We were babbling on about this when suddenly we asked René when her birthday was so we could tell her cool stuff about her zodiac sign.

She immediately reacted in a very strong way and said,

“I’m not going to tell you that. You can’t ask me that. It’s very inappropriate!”

We were admittedly hurt and felt incredibly stupid/ashamed for asking in the first place.

That was our first real introduction to the idea of “therapeutic boundaries” and realizing that there are certain things you’re not allowed to know about certain people.

Zooey responded to this story by saying,

“Well that doesn’t seem fair. She got upset with you for violating a boundary that you didn’t even know existed…”

Huh. Imagine that.

I honestly can’t tell if Zooey is totally and completely lacking in self-awareness or just a plain old hypocrite.

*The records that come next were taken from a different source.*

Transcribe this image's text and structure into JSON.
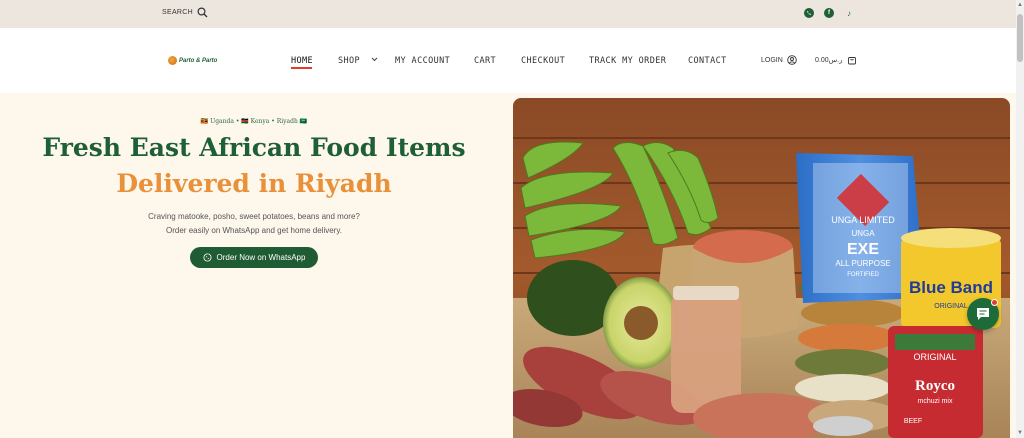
{
  "topbar": {
    "search_label": "SEARCH",
    "social_icons": [
      "whatsapp-icon",
      "facebook-icon",
      "tiktok-icon"
    ],
    "bg_color": "#ece6df"
  },
  "header": {
    "logo_text": "Parto & Parto",
    "nav": [
      {
        "label": "HOME",
        "active": true
      },
      {
        "label": "SHOP",
        "has_dropdown": true
      },
      {
        "label": "MY ACCOUNT"
      },
      {
        "label": "CART"
      },
      {
        "label": "CHECKOUT"
      },
      {
        "label": "TRACK MY ORDER"
      },
      {
        "label": "CONTACT"
      }
    ],
    "login_label": "LOGIN",
    "cart_total": "0.00ر.س",
    "active_underline_color": "#e23b2e"
  },
  "hero": {
    "tagline": "🇺🇬 Uganda • 🇰🇪 Kenya • Riyadh 🇸🇦",
    "title_line1": "Fresh East African Food Items",
    "title_line2": "Delivered in Riyadh",
    "description_line1": "Craving matooke, posho, sweet potatoes, beans and more?",
    "description_line2": "Order easily on WhatsApp and get home delivery.",
    "cta_label": "Order Now on WhatsApp",
    "colors": {
      "primary_green": "#1e5f35",
      "accent_orange": "#e8913a",
      "hero_bg": "#fdf7ec"
    }
  },
  "product_image": {
    "products": [
      "green bananas (matooke)",
      "avocado",
      "sweet potatoes",
      "peanuts",
      "beans",
      "lentils",
      "rice",
      "posho flour",
      "margarine tub",
      "mchuzi mix"
    ],
    "unga_brand": "UNGA LIMITED",
    "unga_name": "UNGA",
    "unga_product": "EXE",
    "unga_sub": "ALL PURPOSE",
    "unga_fortified": "FORTIFIED",
    "blueband_brand": "Blue Band",
    "blueband_sub": "ORIGINAL",
    "royco_original": "ORIGINAL",
    "royco_brand": "Royco",
    "royco_mix": "mchuzi mix",
    "royco_beef": "BEEF"
  },
  "chat_widget": {
    "icon": "chat-icon",
    "color": "#1e6b3a"
  }
}
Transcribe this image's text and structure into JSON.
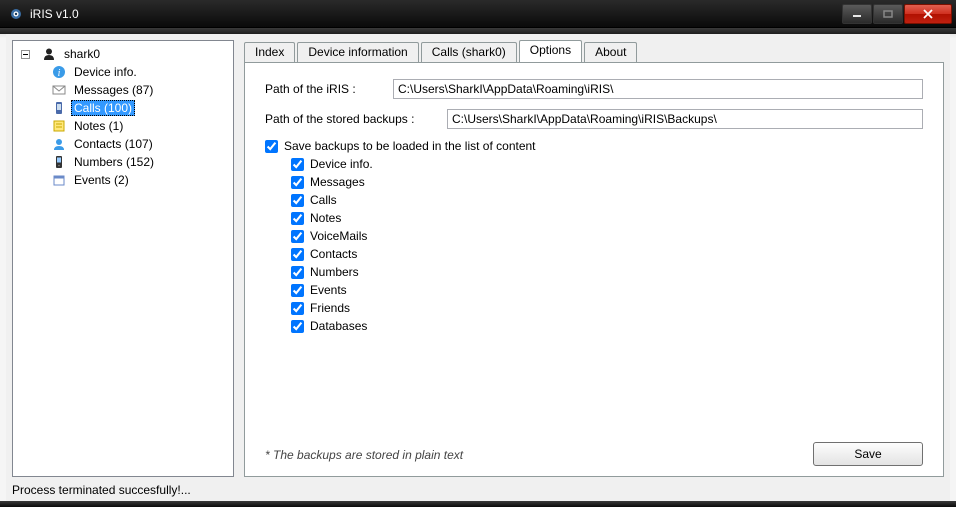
{
  "window": {
    "title": "iRIS v1.0"
  },
  "tree": {
    "root": {
      "label": "shark0",
      "children": [
        {
          "label": "Device info."
        },
        {
          "label": "Messages (87)"
        },
        {
          "label": "Calls (100)",
          "selected": true
        },
        {
          "label": "Notes (1)"
        },
        {
          "label": "Contacts (107)"
        },
        {
          "label": "Numbers (152)"
        },
        {
          "label": "Events (2)"
        }
      ]
    }
  },
  "tabs": [
    {
      "label": "Index"
    },
    {
      "label": "Device information"
    },
    {
      "label": "Calls (shark0)"
    },
    {
      "label": "Options",
      "active": true
    },
    {
      "label": "About"
    }
  ],
  "options": {
    "path_iris_label": "Path of the iRIS :",
    "path_iris_value": "C:\\Users\\SharkI\\AppData\\Roaming\\iRIS\\",
    "path_backups_label": "Path of the stored backups :",
    "path_backups_value": "C:\\Users\\SharkI\\AppData\\Roaming\\iRIS\\Backups\\",
    "save_backups_label": "Save backups to be loaded in the list of content",
    "items": [
      {
        "label": "Device info."
      },
      {
        "label": "Messages"
      },
      {
        "label": "Calls"
      },
      {
        "label": "Notes"
      },
      {
        "label": "VoiceMails"
      },
      {
        "label": "Contacts"
      },
      {
        "label": "Numbers"
      },
      {
        "label": "Events"
      },
      {
        "label": "Friends"
      },
      {
        "label": "Databases"
      }
    ],
    "footnote": "* The backups are stored in plain text",
    "save_button": "Save"
  },
  "status": "Process terminated succesfully!..."
}
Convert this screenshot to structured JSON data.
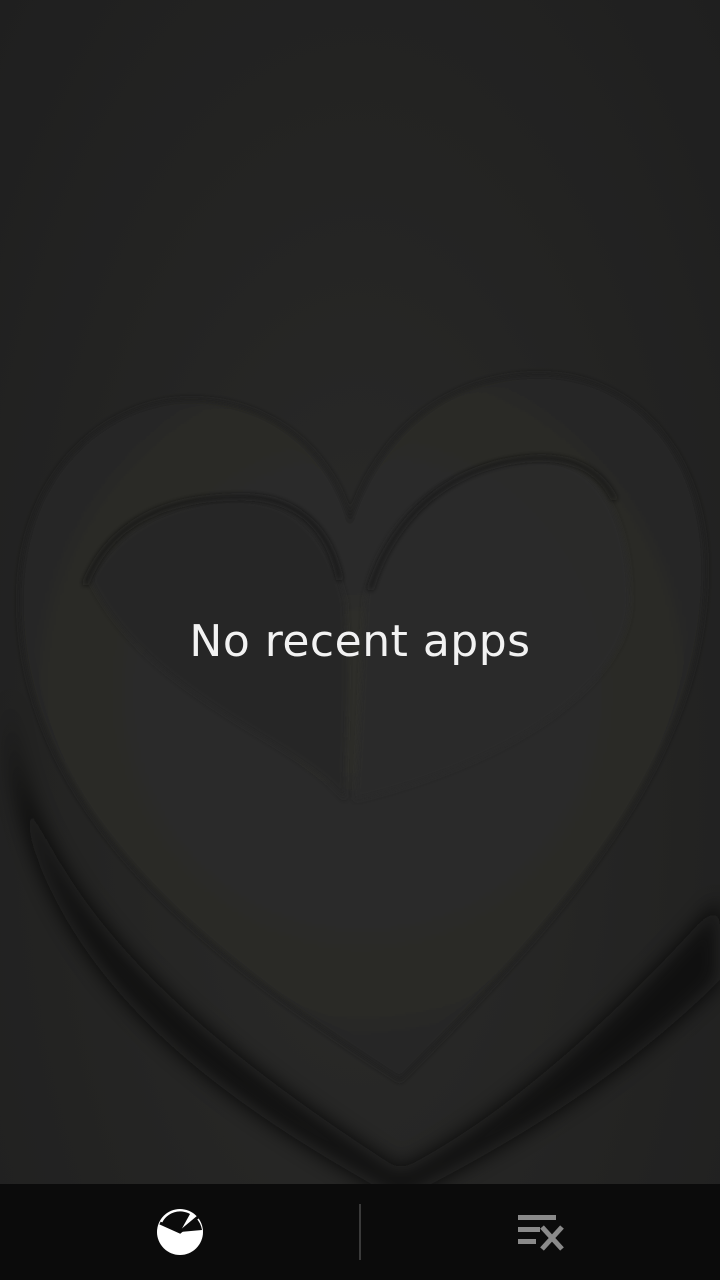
{
  "recents": {
    "empty_message": "No recent apps"
  },
  "bottom_bar": {
    "left_icon": "task-manager-pie-icon",
    "right_icon": "clear-all-icon"
  },
  "colors": {
    "background": "#232323",
    "bar": "#0b0b0b",
    "text": "#f2f2f2"
  }
}
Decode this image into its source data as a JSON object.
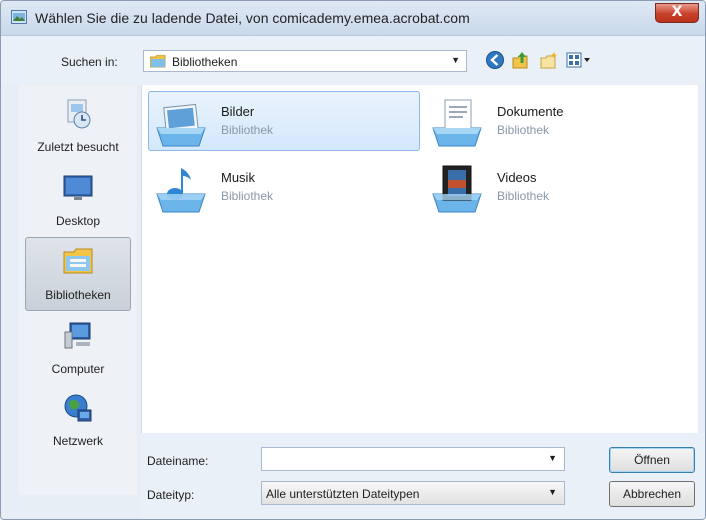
{
  "window": {
    "title": "Wählen Sie die zu ladende Datei, von comicademy.emea.acrobat.com",
    "close_label": "X"
  },
  "toolbar": {
    "lookin_label": "Suchen in:",
    "lookin_value": "Bibliotheken",
    "buttons": [
      "back-icon",
      "up-folder-icon",
      "new-folder-icon",
      "view-menu-icon"
    ]
  },
  "places": [
    {
      "label": "Zuletzt besucht",
      "icon": "recent-places-icon"
    },
    {
      "label": "Desktop",
      "icon": "desktop-icon"
    },
    {
      "label": "Bibliotheken",
      "icon": "libraries-icon",
      "selected": true
    },
    {
      "label": "Computer",
      "icon": "computer-icon"
    },
    {
      "label": "Netzwerk",
      "icon": "network-icon"
    }
  ],
  "items": [
    {
      "name": "Bilder",
      "type": "Bibliothek",
      "icon": "pictures-library-icon",
      "selected": true
    },
    {
      "name": "Dokumente",
      "type": "Bibliothek",
      "icon": "documents-library-icon"
    },
    {
      "name": "Musik",
      "type": "Bibliothek",
      "icon": "music-library-icon"
    },
    {
      "name": "Videos",
      "type": "Bibliothek",
      "icon": "videos-library-icon"
    }
  ],
  "bottom": {
    "filename_label": "Dateiname:",
    "filename_value": "",
    "filetype_label": "Dateityp:",
    "filetype_value": "Alle unterstützten Dateitypen",
    "open_label": "Öffnen",
    "cancel_label": "Abbrechen"
  },
  "colors": {
    "selection_fill": "#d5e8fb",
    "selection_border": "#8db8e5",
    "title_close_red": "#c8412b",
    "library_icon_blue": "#5aa4dc"
  }
}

Either way, remembering this specific interaction made my laugh/cry because as we all know, Zooey did the exact same thing.